Data provided:
☆ ☆ ☆ ☆ ☆ ☆ ☆

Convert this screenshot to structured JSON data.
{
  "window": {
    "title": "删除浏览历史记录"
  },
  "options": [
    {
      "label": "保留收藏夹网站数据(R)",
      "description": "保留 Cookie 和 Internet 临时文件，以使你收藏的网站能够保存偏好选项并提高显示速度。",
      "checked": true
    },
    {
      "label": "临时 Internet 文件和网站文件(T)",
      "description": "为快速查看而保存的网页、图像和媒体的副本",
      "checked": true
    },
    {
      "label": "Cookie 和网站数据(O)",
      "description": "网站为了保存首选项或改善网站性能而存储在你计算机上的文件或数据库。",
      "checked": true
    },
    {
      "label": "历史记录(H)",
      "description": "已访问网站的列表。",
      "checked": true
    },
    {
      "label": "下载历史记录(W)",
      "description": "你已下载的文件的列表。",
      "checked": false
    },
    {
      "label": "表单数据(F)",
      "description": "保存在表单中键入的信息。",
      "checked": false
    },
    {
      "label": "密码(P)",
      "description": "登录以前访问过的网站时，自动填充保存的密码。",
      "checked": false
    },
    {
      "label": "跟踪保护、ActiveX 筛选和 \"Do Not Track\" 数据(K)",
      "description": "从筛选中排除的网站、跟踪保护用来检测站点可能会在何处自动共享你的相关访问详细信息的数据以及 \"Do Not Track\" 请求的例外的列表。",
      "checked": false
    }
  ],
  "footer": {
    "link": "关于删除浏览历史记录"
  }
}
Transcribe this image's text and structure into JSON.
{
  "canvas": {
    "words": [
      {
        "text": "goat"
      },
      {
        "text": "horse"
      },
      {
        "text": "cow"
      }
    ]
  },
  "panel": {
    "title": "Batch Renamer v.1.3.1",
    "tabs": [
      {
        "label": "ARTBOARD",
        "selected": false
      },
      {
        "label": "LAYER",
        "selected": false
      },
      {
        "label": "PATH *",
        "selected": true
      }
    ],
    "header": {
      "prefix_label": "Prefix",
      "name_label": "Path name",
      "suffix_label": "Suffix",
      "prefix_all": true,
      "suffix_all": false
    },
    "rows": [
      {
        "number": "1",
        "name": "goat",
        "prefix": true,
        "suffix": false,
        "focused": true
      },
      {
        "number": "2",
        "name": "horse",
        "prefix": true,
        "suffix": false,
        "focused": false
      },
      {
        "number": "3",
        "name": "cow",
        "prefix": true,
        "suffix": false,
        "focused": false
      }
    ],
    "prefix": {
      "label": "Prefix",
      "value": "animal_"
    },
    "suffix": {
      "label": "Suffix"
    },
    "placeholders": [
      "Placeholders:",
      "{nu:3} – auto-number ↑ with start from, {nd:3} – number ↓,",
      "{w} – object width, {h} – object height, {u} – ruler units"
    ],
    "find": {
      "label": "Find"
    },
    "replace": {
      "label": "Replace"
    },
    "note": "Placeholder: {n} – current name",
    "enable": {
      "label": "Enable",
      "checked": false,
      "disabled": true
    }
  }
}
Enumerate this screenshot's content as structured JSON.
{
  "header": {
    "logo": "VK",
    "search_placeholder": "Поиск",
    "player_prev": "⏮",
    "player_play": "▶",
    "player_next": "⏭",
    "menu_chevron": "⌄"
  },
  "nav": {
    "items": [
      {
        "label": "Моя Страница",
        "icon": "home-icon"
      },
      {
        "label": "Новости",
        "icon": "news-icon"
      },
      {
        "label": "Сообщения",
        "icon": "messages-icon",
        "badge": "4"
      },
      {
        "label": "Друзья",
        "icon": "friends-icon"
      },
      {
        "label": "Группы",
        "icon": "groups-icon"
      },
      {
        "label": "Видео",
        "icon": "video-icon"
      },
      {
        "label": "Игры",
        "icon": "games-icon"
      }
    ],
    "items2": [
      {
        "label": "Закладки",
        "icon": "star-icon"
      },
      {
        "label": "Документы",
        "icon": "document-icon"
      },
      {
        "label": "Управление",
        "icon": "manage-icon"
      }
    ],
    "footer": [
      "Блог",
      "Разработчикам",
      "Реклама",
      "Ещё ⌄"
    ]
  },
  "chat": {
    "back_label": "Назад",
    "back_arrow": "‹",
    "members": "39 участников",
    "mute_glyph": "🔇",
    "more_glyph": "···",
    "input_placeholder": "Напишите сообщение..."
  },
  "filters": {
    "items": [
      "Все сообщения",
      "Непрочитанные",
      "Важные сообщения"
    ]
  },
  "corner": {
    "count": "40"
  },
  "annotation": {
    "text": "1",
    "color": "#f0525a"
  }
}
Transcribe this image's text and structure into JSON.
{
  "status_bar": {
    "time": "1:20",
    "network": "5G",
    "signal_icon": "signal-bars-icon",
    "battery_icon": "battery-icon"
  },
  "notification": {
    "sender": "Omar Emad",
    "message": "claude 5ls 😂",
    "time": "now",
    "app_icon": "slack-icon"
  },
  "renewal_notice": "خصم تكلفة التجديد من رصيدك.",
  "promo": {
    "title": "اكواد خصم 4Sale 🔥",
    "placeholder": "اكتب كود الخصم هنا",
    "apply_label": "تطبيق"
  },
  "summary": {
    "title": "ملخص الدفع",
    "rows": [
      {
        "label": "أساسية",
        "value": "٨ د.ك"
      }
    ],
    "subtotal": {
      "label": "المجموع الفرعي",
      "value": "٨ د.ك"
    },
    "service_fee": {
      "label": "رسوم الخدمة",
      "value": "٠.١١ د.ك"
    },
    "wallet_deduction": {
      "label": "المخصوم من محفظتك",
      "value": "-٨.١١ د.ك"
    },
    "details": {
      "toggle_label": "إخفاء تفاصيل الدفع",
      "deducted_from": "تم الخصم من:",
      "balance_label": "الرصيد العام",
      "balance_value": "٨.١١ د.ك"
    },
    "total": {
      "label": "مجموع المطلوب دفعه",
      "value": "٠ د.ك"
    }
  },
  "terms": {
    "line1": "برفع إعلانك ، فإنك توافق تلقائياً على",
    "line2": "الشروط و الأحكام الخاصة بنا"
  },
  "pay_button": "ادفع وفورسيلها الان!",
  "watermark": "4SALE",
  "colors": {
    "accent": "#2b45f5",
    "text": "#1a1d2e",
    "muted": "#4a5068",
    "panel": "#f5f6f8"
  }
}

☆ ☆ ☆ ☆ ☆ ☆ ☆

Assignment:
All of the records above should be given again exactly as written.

Result of the exercise:
Convert this screenshot to structured JSON data.
{
  "window": {
    "title": "删除浏览历史记录"
  },
  "options": [
    {
      "label": "保留收藏夹网站数据(R)",
      "description": "保留 Cookie 和 Internet 临时文件，以使你收藏的网站能够保存偏好选项并提高显示速度。",
      "checked": true
    },
    {
      "label": "临时 Internet 文件和网站文件(T)",
      "description": "为快速查看而保存的网页、图像和媒体的副本",
      "checked": true
    },
    {
      "label": "Cookie 和网站数据(O)",
      "description": "网站为了保存首选项或改善网站性能而存储在你计算机上的文件或数据库。",
      "checked": true
    },
    {
      "label": "历史记录(H)",
      "description": "已访问网站的列表。",
      "checked": true
    },
    {
      "label": "下载历史记录(W)",
      "description": "你已下载的文件的列表。",
      "checked": false
    },
    {
      "label": "表单数据(F)",
      "description": "保存在表单中键入的信息。",
      "checked": false
    },
    {
      "label": "密码(P)",
      "description": "登录以前访问过的网站时，自动填充保存的密码。",
      "checked": false
    },
    {
      "label": "跟踪保护、ActiveX 筛选和 \"Do Not Track\" 数据(K)",
      "description": "从筛选中排除的网站、跟踪保护用来检测站点可能会在何处自动共享你的相关访问详细信息的数据以及 \"Do Not Track\" 请求的例外的列表。",
      "checked": false
    }
  ],
  "footer": {
    "link": "关于删除浏览历史记录"
  }
}
Transcribe this image's text and structure into JSON.
{
  "canvas": {
    "words": [
      {
        "text": "goat"
      },
      {
        "text": "horse"
      },
      {
        "text": "cow"
      }
    ]
  },
  "panel": {
    "title": "Batch Renamer v.1.3.1",
    "tabs": [
      {
        "label": "ARTBOARD",
        "selected": false
      },
      {
        "label": "LAYER",
        "selected": false
      },
      {
        "label": "PATH *",
        "selected": true
      }
    ],
    "header": {
      "prefix_label": "Prefix",
      "name_label": "Path name",
      "suffix_label": "Suffix",
      "prefix_all": true,
      "suffix_all": false
    },
    "rows": [
      {
        "number": "1",
        "name": "goat",
        "prefix": true,
        "suffix": false,
        "focused": true
      },
      {
        "number": "2",
        "name": "horse",
        "prefix": true,
        "suffix": false,
        "focused": false
      },
      {
        "number": "3",
        "name": "cow",
        "prefix": true,
        "suffix": false,
        "focused": false
      }
    ],
    "prefix": {
      "label": "Prefix",
      "value": "animal_"
    },
    "suffix": {
      "label": "Suffix"
    },
    "placeholders": [
      "Placeholders:",
      "{nu:3} – auto-number ↑ with start from, {nd:3} – number ↓,",
      "{w} – object width, {h} – object height, {u} – ruler units"
    ],
    "find": {
      "label": "Find"
    },
    "replace": {
      "label": "Replace"
    },
    "note": "Placeholder: {n} – current name",
    "enable": {
      "label": "Enable",
      "checked": false,
      "disabled": true
    }
  }
}
Enumerate this screenshot's content as structured JSON.
{
  "header": {
    "logo": "VK",
    "search_placeholder": "Поиск",
    "player_prev": "⏮",
    "player_play": "▶",
    "player_next": "⏭",
    "menu_chevron": "⌄"
  },
  "nav": {
    "items": [
      {
        "label": "Моя Страница",
        "icon": "home-icon"
      },
      {
        "label": "Новости",
        "icon": "news-icon"
      },
      {
        "label": "Сообщения",
        "icon": "messages-icon",
        "badge": "4"
      },
      {
        "label": "Друзья",
        "icon": "friends-icon"
      },
      {
        "label": "Группы",
        "icon": "groups-icon"
      },
      {
        "label": "Видео",
        "icon": "video-icon"
      },
      {
        "label": "Игры",
        "icon": "games-icon"
      }
    ],
    "items2": [
      {
        "label": "Закладки",
        "icon": "star-icon"
      },
      {
        "label": "Документы",
        "icon": "document-icon"
      },
      {
        "label": "Управление",
        "icon": "manage-icon"
      }
    ],
    "footer": [
      "Блог",
      "Разработчикам",
      "Реклама",
      "Ещё ⌄"
    ]
  },
  "chat": {
    "back_label": "Назад",
    "back_arrow": "‹",
    "members": "39 участников",
    "mute_glyph": "🔇",
    "more_glyph": "···",
    "input_placeholder": "Напишите сообщение..."
  },
  "filters": {
    "items": [
      "Все сообщения",
      "Непрочитанные",
      "Важные сообщения"
    ]
  },
  "corner": {
    "count": "40"
  },
  "annotation": {
    "text": "1",
    "color": "#f0525a"
  }
}
Transcribe this image's text and structure into JSON.
{
  "status_bar": {
    "time": "1:20",
    "network": "5G",
    "signal_icon": "signal-bars-icon",
    "battery_icon": "battery-icon"
  },
  "notification": {
    "sender": "Omar Emad",
    "message": "claude 5ls 😂",
    "time": "now",
    "app_icon": "slack-icon"
  },
  "renewal_notice": "خصم تكلفة التجديد من رصيدك.",
  "promo": {
    "title": "اكواد خصم 4Sale 🔥",
    "placeholder": "اكتب كود الخصم هنا",
    "apply_label": "تطبيق"
  },
  "summary": {
    "title": "ملخص الدفع",
    "rows": [
      {
        "label": "أساسية",
        "value": "٨ د.ك"
      }
    ],
    "subtotal": {
      "label": "المجموع الفرعي",
      "value": "٨ د.ك"
    },
    "service_fee": {
      "label": "رسوم الخدمة",
      "value": "٠.١١ د.ك"
    },
    "wallet_deduction": {
      "label": "المخصوم من محفظتك",
      "value": "-٨.١١ د.ك"
    },
    "details": {
      "toggle_label": "إخفاء تفاصيل الدفع",
      "deducted_from": "تم الخصم من:",
      "balance_label": "الرصيد العام",
      "balance_value": "٨.١١ د.ك"
    },
    "total": {
      "label": "مجموع المطلوب دفعه",
      "value": "٠ د.ك"
    }
  },
  "terms": {
    "line1": "برفع إعلانك ، فإنك توافق تلقائياً على",
    "line2": "الشروط و الأحكام الخاصة بنا"
  },
  "pay_button": "ادفع وفورسيلها الان!",
  "watermark": "4SALE",
  "colors": {
    "accent": "#2b45f5",
    "text": "#1a1d2e",
    "muted": "#4a5068",
    "panel": "#f5f6f8"
  }
}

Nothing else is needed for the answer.